Mary Lou Wright has a quote above her computer that states, “Live What You Love.” For all but a few months of her entire professional career, Wright has been part of the fabric of Bertrand Chaffee Hospital and its Physical Therapy Department, doing exactly that: living what she loves. That career includes a time period that has extended for more than half the hospital’s history.
Starting in June 1975, Wright applied her bachelor of science degree in physical therapy from the University at Buffalo to part-time roles at Fiddler’s Green Manor and Bertrand Chaffee Hospital. “Within a year, BCH asked me to come here full time,” said Wright. Three years later her supervisor relocated to Florida, and she was offered the director of rehab position.
In her first years at BCH, most patients were seen on an outpatient basis. “Back then, therapists were not allowed to evaluate patients,” Wright offered. “We would get a prescription from the physician basically telling us what to do.”
She continued, “As the profession grew, physical therapists became recognized as an integral part of the patient care team. We now perform in-depth evaluations to determine a diagnosis, individual plan of care, and prognosis.”
When asked about how physical therapy has changed across five decades, Wright explained, “So much of the basics of PT have always been the same – heat and cold, massage, electrical stimulation, ultrasound, exercise – those things have not changed.”
She offered this explanation, “But now, the field has expanded to a more hands-on approach, such as manual techniques, and instrument-assisted soft tissue mobilization. There are new advances in aquatic therapy, vestibular rehab, orthotic and prosthetic devices, and even robotic technology…Patients can also have direct access to PT without a prescription, but with some limitations attached.”
It is the responsibility of the physical therapist to determine the best plan of care for each individual. “In a way, we’re like mechanics,” said Wright. “We help with the fine tuning and getting patients to run – or walk and function – better. It’s all about quality of life.”
Wright initially wanted to be a teacher, but when she was entering college in the 1970s, the market for educators was flooded. But for the past 43 years, she has served as a teacher in a different way, working with thousands of patients on their road to recovery from injuries, surgeries and chronic conditions.

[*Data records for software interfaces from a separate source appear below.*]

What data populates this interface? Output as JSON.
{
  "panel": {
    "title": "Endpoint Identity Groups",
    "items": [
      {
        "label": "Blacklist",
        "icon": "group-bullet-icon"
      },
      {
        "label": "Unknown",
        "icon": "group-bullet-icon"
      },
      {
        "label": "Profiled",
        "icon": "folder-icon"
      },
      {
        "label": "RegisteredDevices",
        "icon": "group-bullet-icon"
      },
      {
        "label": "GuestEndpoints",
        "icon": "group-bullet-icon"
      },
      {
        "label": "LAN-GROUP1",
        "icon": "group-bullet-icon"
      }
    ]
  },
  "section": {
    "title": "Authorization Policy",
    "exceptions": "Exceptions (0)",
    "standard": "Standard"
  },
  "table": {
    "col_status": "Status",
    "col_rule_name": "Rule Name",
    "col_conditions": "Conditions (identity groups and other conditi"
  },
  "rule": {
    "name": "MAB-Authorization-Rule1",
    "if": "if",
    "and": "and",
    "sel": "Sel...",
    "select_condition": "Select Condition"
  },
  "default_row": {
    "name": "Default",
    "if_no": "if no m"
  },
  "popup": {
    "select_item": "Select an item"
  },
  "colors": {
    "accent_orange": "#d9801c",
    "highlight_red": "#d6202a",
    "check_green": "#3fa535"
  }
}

“I have always felt I became what I was meant to be, and have loved what I do,” Wright remarked. “I can only hope that I have had some positive impact on the lives of those we call our patients, many of whom I am now lucky to call friends. It is the lives we touch and the relationships we develop that make healthcare such a unique field. I will miss that the most.”